(Data records for software interfaces)
───

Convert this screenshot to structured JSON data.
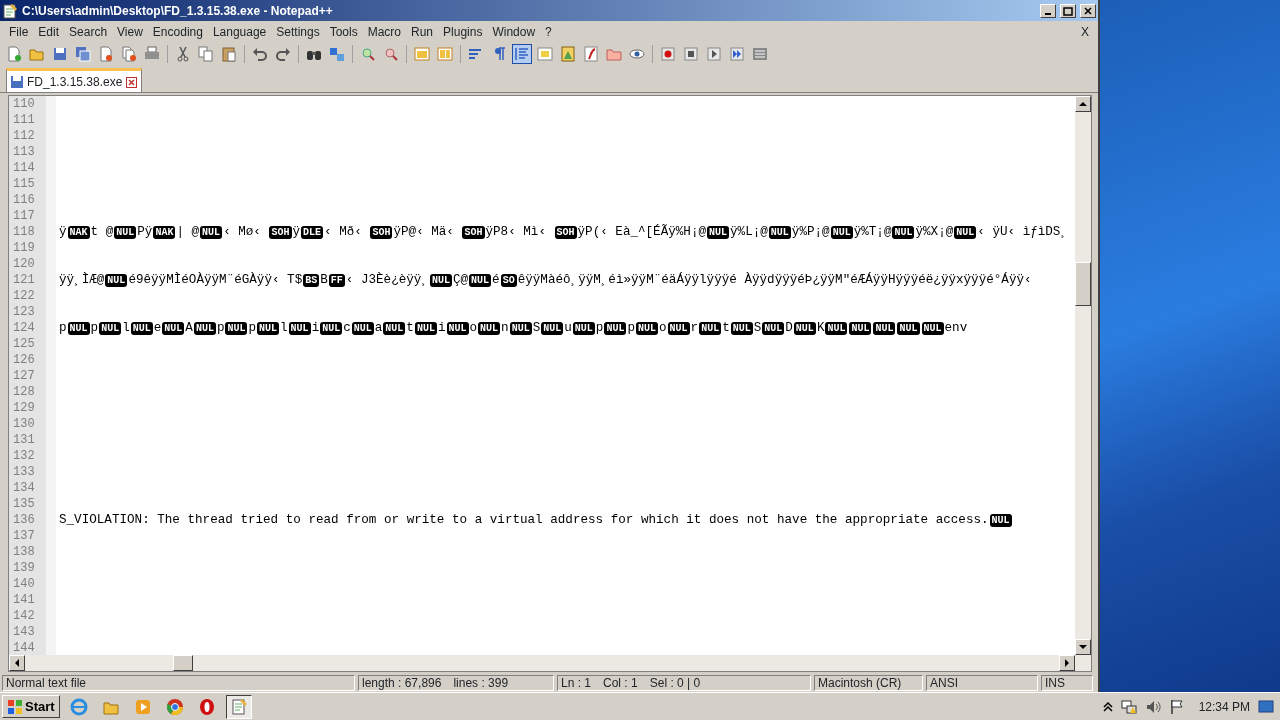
{
  "window": {
    "title": "C:\\Users\\admin\\Desktop\\FD_1.3.15.38.exe - Notepad++",
    "doc_close": "X"
  },
  "menu": [
    "File",
    "Edit",
    "Search",
    "View",
    "Encoding",
    "Language",
    "Settings",
    "Tools",
    "Macro",
    "Run",
    "Plugins",
    "Window",
    "?"
  ],
  "toolbar": [
    [
      {
        "kind": "new",
        "pressed": false
      },
      {
        "kind": "open",
        "pressed": false
      },
      {
        "kind": "save",
        "pressed": false
      },
      {
        "kind": "save-all",
        "pressed": false
      },
      {
        "kind": "close",
        "pressed": false
      },
      {
        "kind": "close-all",
        "pressed": false
      },
      {
        "kind": "print",
        "pressed": false
      }
    ],
    [
      {
        "kind": "cut",
        "pressed": false
      },
      {
        "kind": "copy",
        "pressed": false
      },
      {
        "kind": "paste",
        "pressed": false
      }
    ],
    [
      {
        "kind": "undo",
        "pressed": false
      },
      {
        "kind": "redo",
        "pressed": false
      }
    ],
    [
      {
        "kind": "find",
        "pressed": false
      },
      {
        "kind": "replace",
        "pressed": false
      }
    ],
    [
      {
        "kind": "zoom-in",
        "pressed": false
      },
      {
        "kind": "zoom-out",
        "pressed": false
      }
    ],
    [
      {
        "kind": "sync-v",
        "pressed": false
      },
      {
        "kind": "sync-h",
        "pressed": false
      }
    ],
    [
      {
        "kind": "wrap",
        "pressed": false
      },
      {
        "kind": "pilcrow",
        "pressed": false
      },
      {
        "kind": "indent",
        "pressed": true
      },
      {
        "kind": "lang",
        "pressed": false
      },
      {
        "kind": "docmap",
        "pressed": false
      },
      {
        "kind": "funclist",
        "pressed": false
      },
      {
        "kind": "folder",
        "pressed": false
      },
      {
        "kind": "eye",
        "pressed": false
      }
    ],
    [
      {
        "kind": "record",
        "pressed": false
      },
      {
        "kind": "stop",
        "pressed": false
      },
      {
        "kind": "play",
        "pressed": false
      },
      {
        "kind": "play-multi",
        "pressed": false
      },
      {
        "kind": "save-macro",
        "pressed": false
      }
    ]
  ],
  "tabs": [
    {
      "label": "FD_1.3.15.38.exe",
      "selected": true
    }
  ],
  "editor": {
    "lines": [
      {
        "number": "110"
      },
      {
        "number": "111"
      },
      {
        "number": "112"
      },
      {
        "number": "113"
      },
      {
        "number": "114"
      },
      {
        "number": "115"
      },
      {
        "number": "116"
      },
      {
        "number": "117"
      },
      {
        "number": "118",
        "segments": [
          {
            "kind": "text",
            "text": "ÿ"
          },
          {
            "kind": "ctrl",
            "text": "NAK"
          },
          {
            "kind": "text",
            "text": "t @"
          },
          {
            "kind": "ctrl",
            "text": "NUL"
          },
          {
            "kind": "text",
            "text": "Pÿ"
          },
          {
            "kind": "ctrl",
            "text": "NAK"
          },
          {
            "kind": "text",
            "text": "| @"
          },
          {
            "kind": "ctrl",
            "text": "NUL"
          },
          {
            "kind": "text",
            "text": "‹ Mø‹ "
          },
          {
            "kind": "ctrl",
            "text": "SOH"
          },
          {
            "kind": "text",
            "text": "ÿ"
          },
          {
            "kind": "ctrl",
            "text": "DLE"
          },
          {
            "kind": "text",
            "text": "‹ Mð‹ "
          },
          {
            "kind": "ctrl",
            "text": "SOH"
          },
          {
            "kind": "text",
            "text": "ÿP@‹ Mä‹ "
          },
          {
            "kind": "ctrl",
            "text": "SOH"
          },
          {
            "kind": "text",
            "text": "ÿP8‹ Mì‹ "
          },
          {
            "kind": "ctrl",
            "text": "SOH"
          },
          {
            "kind": "text",
            "text": "ÿP(‹ Eà_^[ÉÃÿ%H¡@"
          },
          {
            "kind": "ctrl",
            "text": "NUL"
          },
          {
            "kind": "text",
            "text": "ÿ%L¡@"
          },
          {
            "kind": "ctrl",
            "text": "NUL"
          },
          {
            "kind": "text",
            "text": "ÿ%P¡@"
          },
          {
            "kind": "ctrl",
            "text": "NUL"
          },
          {
            "kind": "text",
            "text": "ÿ%T¡@"
          },
          {
            "kind": "ctrl",
            "text": "NUL"
          },
          {
            "kind": "text",
            "text": "ÿ%X¡@"
          },
          {
            "kind": "ctrl",
            "text": "NUL"
          },
          {
            "kind": "text",
            "text": "‹ ÿU‹ ìƒìDS¸"
          }
        ]
      },
      {
        "number": "119"
      },
      {
        "number": "120"
      },
      {
        "number": "121",
        "segments": [
          {
            "kind": "text",
            "text": "ÿÿ¸ÌÆ@"
          },
          {
            "kind": "ctrl",
            "text": "NUL"
          },
          {
            "kind": "text",
            "text": "é9êÿÿMÌéOÀÿÿM¨éGÀÿÿ‹ T$"
          },
          {
            "kind": "ctrl",
            "text": "BS"
          },
          {
            "kind": "text",
            "text": "B"
          },
          {
            "kind": "ctrl",
            "text": "FF"
          },
          {
            "kind": "text",
            "text": "‹ J3Èè¿èÿÿ¸"
          },
          {
            "kind": "ctrl",
            "text": "NUL"
          },
          {
            "kind": "text",
            "text": "Ç@"
          },
          {
            "kind": "ctrl",
            "text": "NUL"
          },
          {
            "kind": "text",
            "text": "é"
          },
          {
            "kind": "ctrl",
            "text": "SO"
          },
          {
            "kind": "text",
            "text": "êÿÿMàéô¸ÿÿM¸éì»ÿÿM¨éäÁÿÿlÿÿÿé ÀÿÿdÿÿÿéÞ¿ÿÿM″éÆÁÿÿHÿÿÿéë¿ÿÿxÿÿÿé°Áÿÿ‹"
          }
        ]
      },
      {
        "number": "122"
      },
      {
        "number": "123"
      },
      {
        "number": "124",
        "segments": [
          {
            "kind": "text",
            "text": "p"
          },
          {
            "kind": "ctrl",
            "text": "NUL"
          },
          {
            "kind": "text",
            "text": "p"
          },
          {
            "kind": "ctrl",
            "text": "NUL"
          },
          {
            "kind": "text",
            "text": "l"
          },
          {
            "kind": "ctrl",
            "text": "NUL"
          },
          {
            "kind": "text",
            "text": "e"
          },
          {
            "kind": "ctrl",
            "text": "NUL"
          },
          {
            "kind": "text",
            "text": "A"
          },
          {
            "kind": "ctrl",
            "text": "NUL"
          },
          {
            "kind": "text",
            "text": "p"
          },
          {
            "kind": "ctrl",
            "text": "NUL"
          },
          {
            "kind": "text",
            "text": "p"
          },
          {
            "kind": "ctrl",
            "text": "NUL"
          },
          {
            "kind": "text",
            "text": "l"
          },
          {
            "kind": "ctrl",
            "text": "NUL"
          },
          {
            "kind": "text",
            "text": "i"
          },
          {
            "kind": "ctrl",
            "text": "NUL"
          },
          {
            "kind": "text",
            "text": "c"
          },
          {
            "kind": "ctrl",
            "text": "NUL"
          },
          {
            "kind": "text",
            "text": "a"
          },
          {
            "kind": "ctrl",
            "text": "NUL"
          },
          {
            "kind": "text",
            "text": "t"
          },
          {
            "kind": "ctrl",
            "text": "NUL"
          },
          {
            "kind": "text",
            "text": "i"
          },
          {
            "kind": "ctrl",
            "text": "NUL"
          },
          {
            "kind": "text",
            "text": "o"
          },
          {
            "kind": "ctrl",
            "text": "NUL"
          },
          {
            "kind": "text",
            "text": "n"
          },
          {
            "kind": "ctrl",
            "text": "NUL"
          },
          {
            "kind": "text",
            "text": "S"
          },
          {
            "kind": "ctrl",
            "text": "NUL"
          },
          {
            "kind": "text",
            "text": "u"
          },
          {
            "kind": "ctrl",
            "text": "NUL"
          },
          {
            "kind": "text",
            "text": "p"
          },
          {
            "kind": "ctrl",
            "text": "NUL"
          },
          {
            "kind": "text",
            "text": "p"
          },
          {
            "kind": "ctrl",
            "text": "NUL"
          },
          {
            "kind": "text",
            "text": "o"
          },
          {
            "kind": "ctrl",
            "text": "NUL"
          },
          {
            "kind": "text",
            "text": "r"
          },
          {
            "kind": "ctrl",
            "text": "NUL"
          },
          {
            "kind": "text",
            "text": "t"
          },
          {
            "kind": "ctrl",
            "text": "NUL"
          },
          {
            "kind": "text",
            "text": "S"
          },
          {
            "kind": "ctrl",
            "text": "NUL"
          },
          {
            "kind": "text",
            "text": "D"
          },
          {
            "kind": "ctrl",
            "text": "NUL"
          },
          {
            "kind": "text",
            "text": "K"
          },
          {
            "kind": "ctrl",
            "text": "NUL"
          },
          {
            "kind": "ctrl",
            "text": "NUL"
          },
          {
            "kind": "ctrl",
            "text": "NUL"
          },
          {
            "kind": "ctrl",
            "text": "NUL"
          },
          {
            "kind": "ctrl",
            "text": "NUL"
          },
          {
            "kind": "text",
            "text": "env"
          }
        ]
      },
      {
        "number": "125"
      },
      {
        "number": "126"
      },
      {
        "number": "127"
      },
      {
        "number": "128"
      },
      {
        "number": "129"
      },
      {
        "number": "130"
      },
      {
        "number": "131"
      },
      {
        "number": "132"
      },
      {
        "number": "133"
      },
      {
        "number": "134"
      },
      {
        "number": "135"
      },
      {
        "number": "136",
        "segments": [
          {
            "kind": "text",
            "text": "S_VIOLATION: The thread tried to read from or write to a virtual address for which it does not have the appropriate access."
          },
          {
            "kind": "ctrl",
            "text": "NUL"
          }
        ]
      },
      {
        "number": "137"
      },
      {
        "number": "138"
      },
      {
        "number": "139"
      },
      {
        "number": "140"
      },
      {
        "number": "141"
      },
      {
        "number": "142"
      },
      {
        "number": "143"
      },
      {
        "number": "144"
      }
    ]
  },
  "status_bar": [
    [
      "Normal text file"
    ],
    [
      "length : 67,896",
      "lines : 399"
    ],
    [
      "Ln : 1",
      "Col : 1",
      "Sel : 0 | 0"
    ],
    [
      "Macintosh (CR)"
    ],
    [
      "ANSI"
    ],
    [
      "INS"
    ]
  ],
  "taskbar": {
    "start": "Start",
    "apps": [
      {
        "kind": "ie",
        "active": false
      },
      {
        "kind": "folder",
        "active": false
      },
      {
        "kind": "media",
        "active": false
      },
      {
        "kind": "chrome",
        "active": false
      },
      {
        "kind": "opera",
        "active": false
      },
      {
        "kind": "notepad",
        "active": true
      }
    ],
    "clock": "12:34 PM"
  }
}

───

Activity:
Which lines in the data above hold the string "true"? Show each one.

Answer to this task:
        "pressed": true
      "selected": true
        "active": true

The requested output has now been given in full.